BEGIN
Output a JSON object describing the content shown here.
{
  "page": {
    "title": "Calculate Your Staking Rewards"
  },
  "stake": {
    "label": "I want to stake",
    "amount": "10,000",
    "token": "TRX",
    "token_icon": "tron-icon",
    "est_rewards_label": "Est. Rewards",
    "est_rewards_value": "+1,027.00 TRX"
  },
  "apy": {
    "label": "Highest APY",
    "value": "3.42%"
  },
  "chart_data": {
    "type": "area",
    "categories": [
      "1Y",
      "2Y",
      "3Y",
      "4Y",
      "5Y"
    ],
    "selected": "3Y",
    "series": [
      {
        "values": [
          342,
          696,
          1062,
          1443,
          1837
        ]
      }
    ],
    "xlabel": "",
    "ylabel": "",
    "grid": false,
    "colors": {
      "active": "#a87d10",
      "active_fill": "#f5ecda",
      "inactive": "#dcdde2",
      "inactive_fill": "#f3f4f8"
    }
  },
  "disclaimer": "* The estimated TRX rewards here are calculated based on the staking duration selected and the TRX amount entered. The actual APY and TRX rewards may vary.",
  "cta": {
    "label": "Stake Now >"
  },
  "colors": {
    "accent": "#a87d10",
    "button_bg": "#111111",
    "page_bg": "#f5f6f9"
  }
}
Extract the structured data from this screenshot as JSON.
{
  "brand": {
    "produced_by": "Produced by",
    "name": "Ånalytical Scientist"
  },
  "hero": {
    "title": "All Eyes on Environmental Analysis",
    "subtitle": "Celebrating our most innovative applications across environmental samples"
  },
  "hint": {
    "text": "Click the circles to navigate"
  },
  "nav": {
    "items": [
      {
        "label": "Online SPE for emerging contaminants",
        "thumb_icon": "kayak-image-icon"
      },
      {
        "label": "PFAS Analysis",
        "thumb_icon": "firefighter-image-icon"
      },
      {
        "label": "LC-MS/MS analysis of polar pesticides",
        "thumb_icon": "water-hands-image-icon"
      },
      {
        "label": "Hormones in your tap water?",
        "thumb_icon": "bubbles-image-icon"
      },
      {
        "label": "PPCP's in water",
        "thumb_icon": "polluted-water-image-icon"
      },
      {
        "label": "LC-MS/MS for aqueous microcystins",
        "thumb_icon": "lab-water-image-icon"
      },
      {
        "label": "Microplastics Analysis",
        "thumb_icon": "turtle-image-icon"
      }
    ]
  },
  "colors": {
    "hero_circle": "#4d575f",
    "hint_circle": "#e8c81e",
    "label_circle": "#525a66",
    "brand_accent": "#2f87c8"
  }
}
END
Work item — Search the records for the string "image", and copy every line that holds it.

Output —
        "thumb_icon": "kayak-image-icon"
        "thumb_icon": "firefighter-image-icon"
        "thumb_icon": "water-hands-image-icon"
        "thumb_icon": "bubbles-image-icon"
        "thumb_icon": "polluted-water-image-icon"
        "thumb_icon": "lab-water-image-icon"
        "thumb_icon": "turtle-image-icon"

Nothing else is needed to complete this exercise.